Steve Bannon speaks before introducing Republican Senatorial candidate Roy Moore during a campaign event at Oak Hollow Farm on December 5 in Fairhope, Alabama. Joe Raedle/Getty Images

Former White House strategist Steve Bannon launched a scathing, personal attack on former Republican presidential candidate Mitt Romney during a stump speech for Alabama Senate hopeful Roy Moore Tuesday night.

The Breitbart chief criticized Romney's religion and his children at the rally for Moore.

"You hid behind your religion. You went to France to be a missionary while guys were dying in rice paddies in Vietnam," Bannon said.

"You ran for commander in chief and had five sons—not one day of service in Afghanistan or Iraq. We have 7,000 dead and 52,000 casualties, and where were the Romneys during those wars?" Bannon asked.

"Judge Roy Moore has more honor and integrity in his pinkie finger than your entire family."

Moore's campaign has been dogged by claims he molested a 14-year-old girl and harassed other teenagers. Romney had in a tweet earlier called Moore unfit for office, and said his election to the Senate would be a "stain on GOP and the nation."

"He's still bitter about Donald Trump. Embrace it, Mitt. He is president of the United States and commander of armed forces, something you so miserably failed at," Bannon said Tuesday.

Romney received a missionary deferment during the Vietnam War.

However, Bannon's former boss, President Donald Trump, has also faced questions over his war record.

Trump received deferments for military service in Vietnam—three for medical reasons and two educational.
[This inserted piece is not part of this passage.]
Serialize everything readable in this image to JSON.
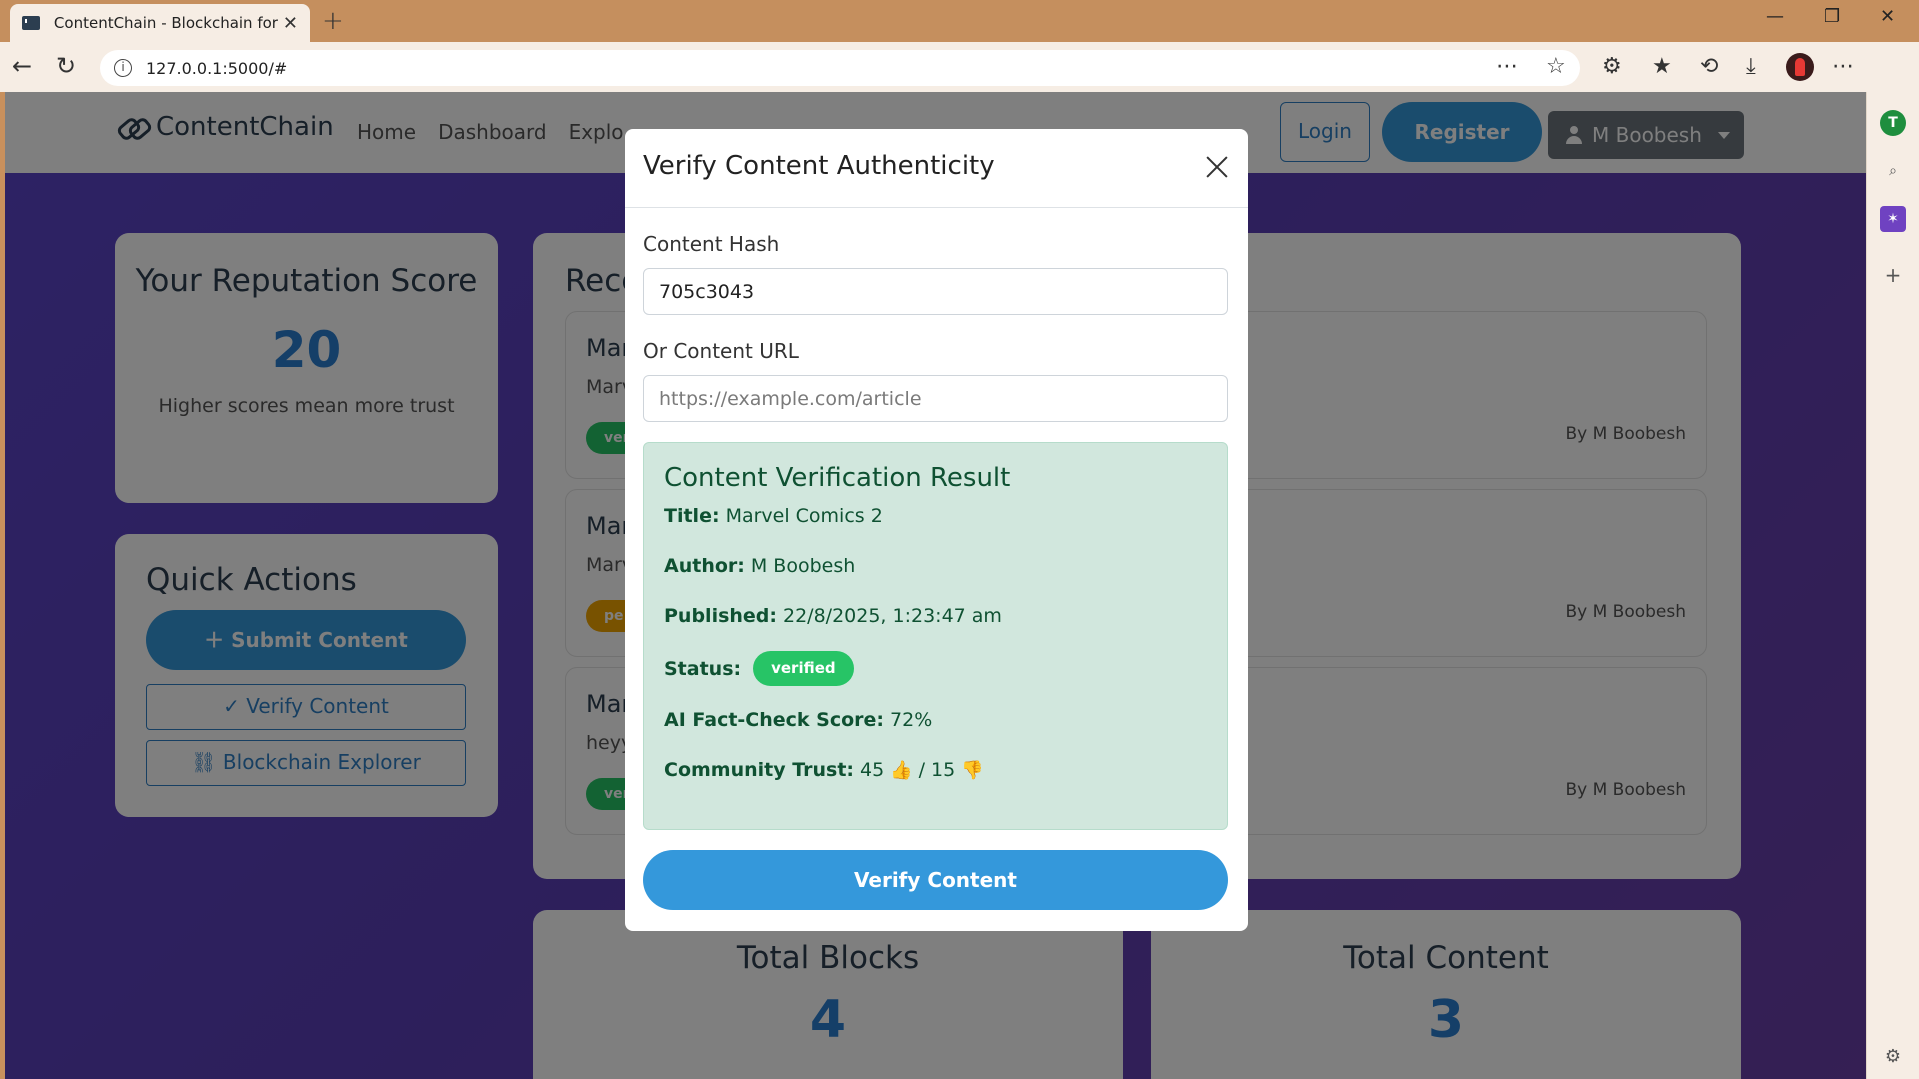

Trump has claimed that a bone spurs ailment prevented him from serving.

Trump's longtime personal physician, Harold Bornstein, made no mention of the heel spurs when he gave Trump a clean bill of health when the reality-TV star and property developer announced his candidacy.
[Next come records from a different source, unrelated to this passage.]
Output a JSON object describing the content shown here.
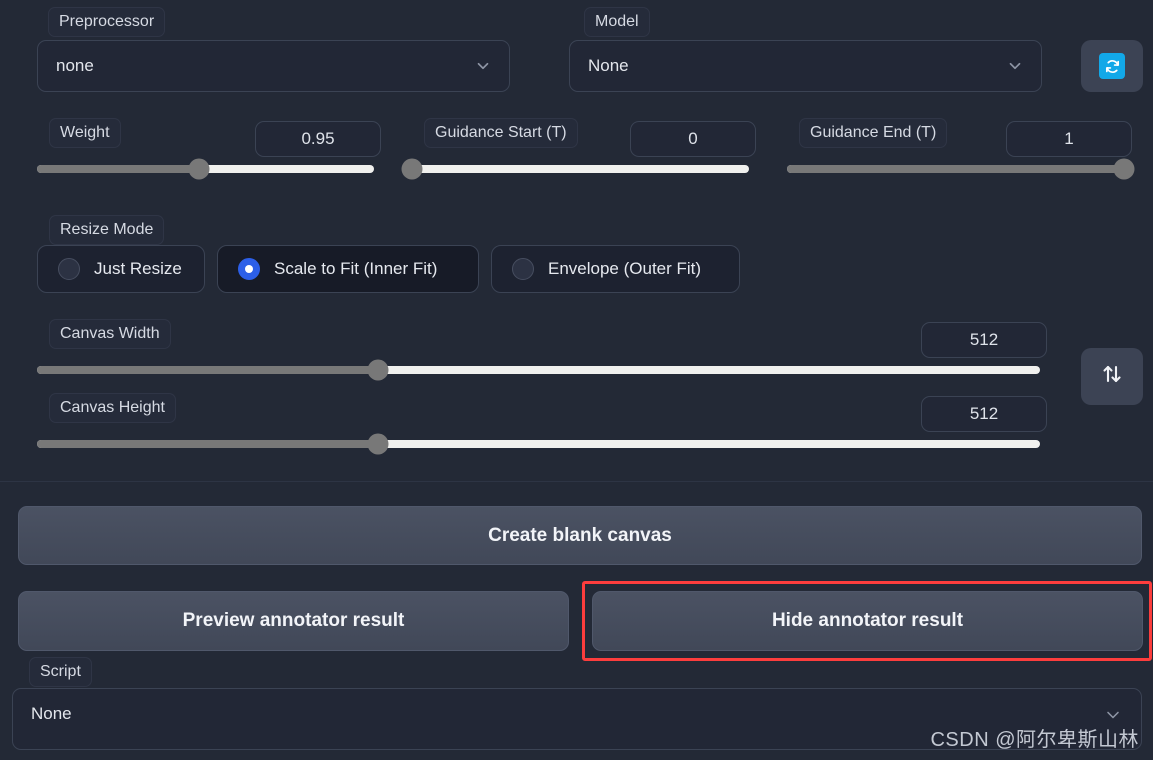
{
  "controlnet": {
    "preprocessor": {
      "label": "Preprocessor",
      "value": "none",
      "chevron": "chevron-down-icon"
    },
    "model": {
      "label": "Model",
      "value": "None",
      "chevron": "chevron-down-icon"
    },
    "refresh_button": {
      "icon": "refresh-icon",
      "accent_color": "#12a8e8"
    },
    "weight": {
      "label": "Weight",
      "value": "0.95",
      "slider_percent": 48
    },
    "guidance_start": {
      "label": "Guidance Start (T)",
      "value": "0",
      "slider_percent": 0
    },
    "guidance_end": {
      "label": "Guidance End (T)",
      "value": "1",
      "slider_percent": 100
    },
    "resize_mode": {
      "label": "Resize Mode",
      "options": [
        {
          "label": "Just Resize",
          "selected": false
        },
        {
          "label": "Scale to Fit (Inner Fit)",
          "selected": true
        },
        {
          "label": "Envelope (Outer Fit)",
          "selected": false
        }
      ]
    },
    "canvas_width": {
      "label": "Canvas Width",
      "value": "512",
      "slider_percent": 34
    },
    "canvas_height": {
      "label": "Canvas Height",
      "value": "512",
      "slider_percent": 34
    },
    "swap_button": {
      "icon": "swap-vertical-icon"
    },
    "create_blank_canvas": "Create blank canvas",
    "preview_annotator": "Preview annotator result",
    "hide_annotator": "Hide annotator result",
    "highlight_color": "#fc3d3d"
  },
  "script": {
    "label": "Script",
    "value": "None",
    "chevron": "chevron-down-icon"
  },
  "watermark": "CSDN @阿尔卑斯山林"
}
None of Trump's four adult children have served in the military.

Bannon served for seven years in the U.S. Navy before going on to work as an investment banker for Goldman Sachs and joining the Trump campaign in 2016 as chief executive.

Trump threw his backing behind Moore in a tweet Monday for the first time since accusations of sexual assault were made against the candidate.
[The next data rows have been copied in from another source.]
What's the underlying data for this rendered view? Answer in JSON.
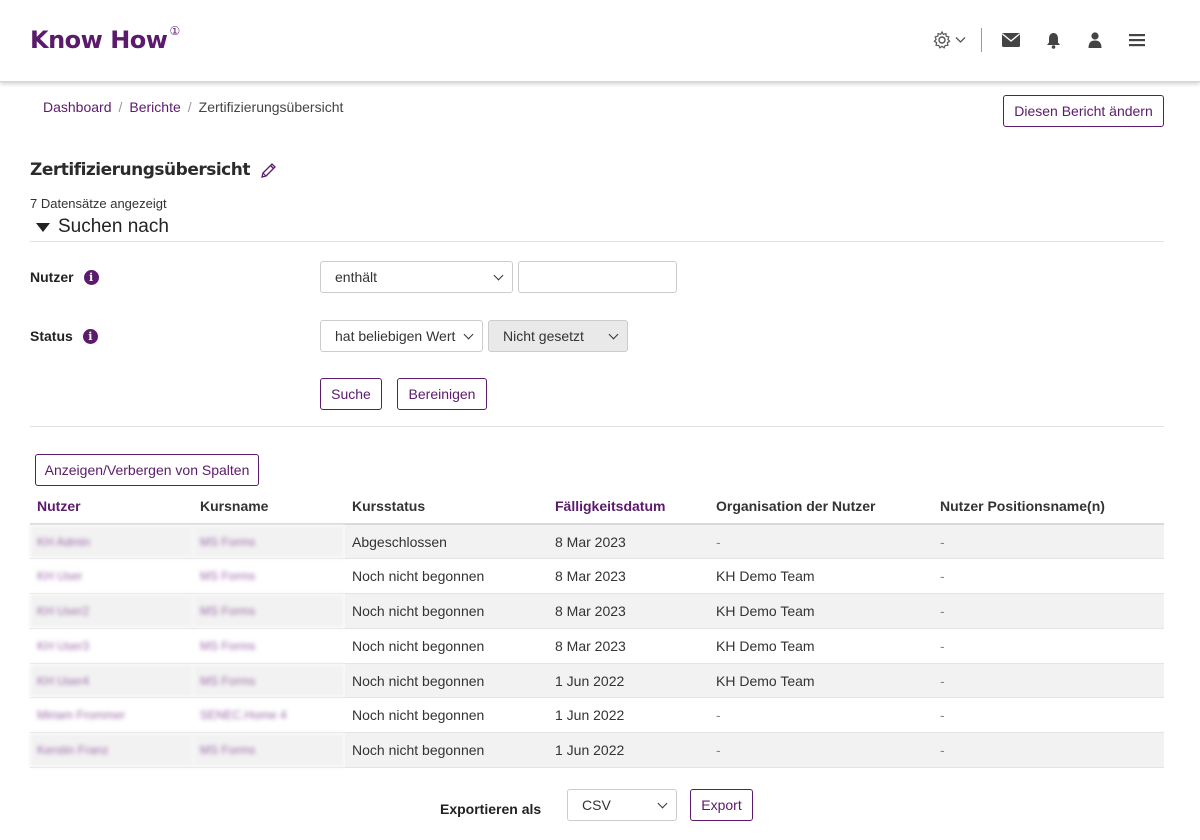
{
  "header": {
    "logo": "Know How",
    "logo_mark": "①",
    "icons": [
      "gear-icon",
      "chevron-down-icon",
      "envelope-icon",
      "bell-icon",
      "user-icon",
      "menu-icon"
    ]
  },
  "breadcrumb": {
    "items": [
      "Dashboard",
      "Berichte"
    ],
    "current": "Zertifizierungsübersicht"
  },
  "edit_report_button": "Diesen Bericht ändern",
  "page": {
    "title": "Zertifizierungsübersicht",
    "records": "7 Datensätze angezeigt",
    "search_toggle": "Suchen nach"
  },
  "filters": {
    "user": {
      "label": "Nutzer",
      "operator": "enthält",
      "value": ""
    },
    "status": {
      "label": "Status",
      "operator": "hat beliebigen Wert",
      "value": "Nicht gesetzt"
    },
    "search_button": "Suche",
    "clear_button": "Bereinigen"
  },
  "columns_button": "Anzeigen/Verbergen von Spalten",
  "table": {
    "headers": [
      "Nutzer",
      "Kursname",
      "Kursstatus",
      "Fälligkeitsdatum",
      "Organisation der Nutzer",
      "Nutzer Positionsname(n)"
    ],
    "rows": [
      [
        "KH Admin",
        "MS Forms",
        "Abgeschlossen",
        "8 Mar 2023",
        "-",
        "-"
      ],
      [
        "KH User",
        "MS Forms",
        "Noch nicht begonnen",
        "8 Mar 2023",
        "KH Demo Team",
        "-"
      ],
      [
        "KH User2",
        "MS Forms",
        "Noch nicht begonnen",
        "8 Mar 2023",
        "KH Demo Team",
        "-"
      ],
      [
        "KH User3",
        "MS Forms",
        "Noch nicht begonnen",
        "8 Mar 2023",
        "KH Demo Team",
        "-"
      ],
      [
        "KH User4",
        "MS Forms",
        "Noch nicht begonnen",
        "1 Jun 2022",
        "KH Demo Team",
        "-"
      ],
      [
        "Miriam Frommer",
        "SENEC.Home 4",
        "Noch nicht begonnen",
        "1 Jun 2022",
        "-",
        "-"
      ],
      [
        "Kerstin Franz",
        "MS Forms",
        "Noch nicht begonnen",
        "1 Jun 2022",
        "-",
        "-"
      ]
    ]
  },
  "export": {
    "label": "Exportieren als",
    "format": "CSV",
    "button": "Export"
  },
  "colors": {
    "accent": "#5b1a6b"
  }
}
In his speech, Bannon also attacked other GOP figures who have been critical of Moore, including Arizona Senator Jeff Flake and Senate Majority Leader Mitch McConnell.

Flake announced Tuesday that he was going to put "country over party" by donating $100 to the campaign of Doug Jones, the Democratic candidate who is running against Moore.

"C'mon brother, if you're going to write a check, write a check," Bannon said of the amount, before mocking Flake's approval ratings.

Bannon has vowed to wage war against GOP establishment figures he accuses of setting out to derail Trump's populist agenda—and backed Moore against establishment candidate Luther Strange in the Alabama Republican primaries in September.

Bannon called accusations of sexual assault against Moore a "setup" by the "opposition party," a term he uses to refer to the media.

"If they can destroy Roy Moore, they can destroy you," Bannon said.